“I have been in OPEC for some many years, and it is the first time I had seen this,” OPEC Secretary-General Abdalla El-Badri said after the meeting. “Very, very positive.”
Last November, when the Organization of Petroleum Exporting Countries introduced its strategy of maintaining production to take market share from higher-cost producers, the group’s weaker members like Venezuela argued for a cut to boost prices. This time, even they were supportive amid signs the strategy is working.
At a crucial moment in its history, the organization that has long suffered from internal strife managed to swiftly reach consensus. For one meeting, at least, points of contention were better left unsaid or papered over -- as when Iran’s demand to make room for its increased output met with silence, according to a person briefed on the meeting.
Inside OPEC’s headquarters -- a gray, boxy building in central Vienna -- representatives from the 12 member countries gathered June 5 around a rectangular table in a small conference room, their places marked with little national flags.
The central figure in OPEC’s strategy has been Ali al-Naimi, the longtime oil minister from the group’s biggest producer, Saudi Arabia. It was his first OPEC meeting since the kingdom’s political reshuffling following the the death of King Abdullah and accession of King Salman Bin Abdulaziz Al Saud in January.
Naimi, upon arriving in Vienna last week, said the November strategy was working. But it was Suhail Mohammed Al Mazrouei, the energy minister of the United Arab Emirates, who spoke first in the meeting to express support, according to a person briefed on the proceedings. There were no dissenters, the person said.
Even Venezuela, which is in an economic crisis and had been calling for an emergency meeting, termed the decision the best available.
“I think it’s been a very successful meeting,” Oil Minister Asdrubal Chavez told reporters after the session. “There’s a total solidarity between all our countries.”
They could take comfort in a 37 percent rally in oil prices since January, a 60 percent drop in U.S. drilling rigs since October, a decline last month in production from American shale oil wells, and billions of dollars of shelved investments by the world’s biggest oil companies.
“The heat is off a bit since prices have come up so they’re in a much better place in a lot of ways,” said Robin Mills, a Dubai-based analyst at Manaar Energy Consulting.
Brent for July settlement slid 62 cents to close at $62.69 a barrel on the London-based ICE Futures Europe on Monday.
So the target stayed at 30 million barrels a day, as all but one of 34 analysts surveyed by Bloomberg had forecast. Yet the group has exceeded the output target for 12 straight months. The delegates agreed they should comply, but didn’t discuss precisely how to do that, according to the person briefed on the meeting. Individual quotas weren’t discussed, Mohammed Al Sada, Qatar’s energy and industry minister, said.
Each individual member has an incentive to sell as much oil as possible, and several, in particular Iraq, Iran and Libya, were vocal last week about plans to expand production.
There wasn’t even any debate when Iran’s oil minister, Bijan Namdar Zanganeh, presented a letter, urging OPEC to make way for his country to pump 4 million barrels a day, back to the level of about 2008 before Western sanctions intensified.
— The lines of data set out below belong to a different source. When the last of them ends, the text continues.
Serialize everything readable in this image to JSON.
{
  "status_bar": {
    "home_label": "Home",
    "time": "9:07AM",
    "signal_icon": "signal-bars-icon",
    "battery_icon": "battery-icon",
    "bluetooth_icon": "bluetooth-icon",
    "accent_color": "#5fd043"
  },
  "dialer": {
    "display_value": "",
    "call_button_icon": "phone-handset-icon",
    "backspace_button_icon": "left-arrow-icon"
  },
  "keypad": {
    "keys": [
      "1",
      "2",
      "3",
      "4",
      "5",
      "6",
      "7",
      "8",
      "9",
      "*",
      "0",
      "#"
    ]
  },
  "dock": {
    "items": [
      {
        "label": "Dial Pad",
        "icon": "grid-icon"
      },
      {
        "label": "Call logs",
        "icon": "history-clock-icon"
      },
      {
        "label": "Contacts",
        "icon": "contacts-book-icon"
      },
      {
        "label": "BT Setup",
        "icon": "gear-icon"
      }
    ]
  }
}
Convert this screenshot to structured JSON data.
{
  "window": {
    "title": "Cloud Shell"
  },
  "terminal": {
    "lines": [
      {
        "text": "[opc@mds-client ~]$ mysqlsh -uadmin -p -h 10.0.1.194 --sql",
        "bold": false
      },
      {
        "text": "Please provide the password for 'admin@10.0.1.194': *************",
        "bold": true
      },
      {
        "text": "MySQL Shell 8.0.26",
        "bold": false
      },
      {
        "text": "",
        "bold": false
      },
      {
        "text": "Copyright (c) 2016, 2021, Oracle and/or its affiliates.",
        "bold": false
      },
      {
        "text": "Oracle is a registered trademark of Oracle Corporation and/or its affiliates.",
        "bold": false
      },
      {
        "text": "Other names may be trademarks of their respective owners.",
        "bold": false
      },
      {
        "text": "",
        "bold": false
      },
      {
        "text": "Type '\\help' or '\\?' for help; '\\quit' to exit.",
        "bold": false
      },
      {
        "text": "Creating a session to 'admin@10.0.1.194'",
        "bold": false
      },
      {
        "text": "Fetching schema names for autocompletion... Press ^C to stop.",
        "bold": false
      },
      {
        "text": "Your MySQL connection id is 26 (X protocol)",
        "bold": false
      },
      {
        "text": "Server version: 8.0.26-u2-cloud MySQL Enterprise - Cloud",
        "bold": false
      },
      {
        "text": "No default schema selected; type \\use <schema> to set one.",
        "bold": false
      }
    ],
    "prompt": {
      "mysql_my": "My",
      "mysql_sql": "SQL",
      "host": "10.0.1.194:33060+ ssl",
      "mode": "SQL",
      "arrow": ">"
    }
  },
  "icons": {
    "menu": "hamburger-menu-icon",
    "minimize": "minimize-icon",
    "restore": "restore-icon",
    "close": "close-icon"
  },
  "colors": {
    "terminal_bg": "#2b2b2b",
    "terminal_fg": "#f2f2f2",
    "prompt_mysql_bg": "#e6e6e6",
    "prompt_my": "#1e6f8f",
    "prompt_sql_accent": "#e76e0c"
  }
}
Iran produced 2.8 million barrels a day in May, according to data compiled by Bloomberg.
Ministers, including Naimi, showed little reaction, according to two persons briefed.
Iran simply aimed to inform fellow members of its intention to return to global markets, rather than spark any discussion at the meeting about accommodating higher output, Zanganeh said in an interview on June 5. Iran doesn’t need permission from OPEC to increase exports and members have privately told Zanganeh they’re comfortable with the country’s plans, he said.
The issue could be addressed at the next meeting, OPEC Secretary-General El-Badri told Bloomberg TV.
In June 2011, Naimi left a gathering and called it “the worst meeting ever.” This time: “The most amicable,” he said.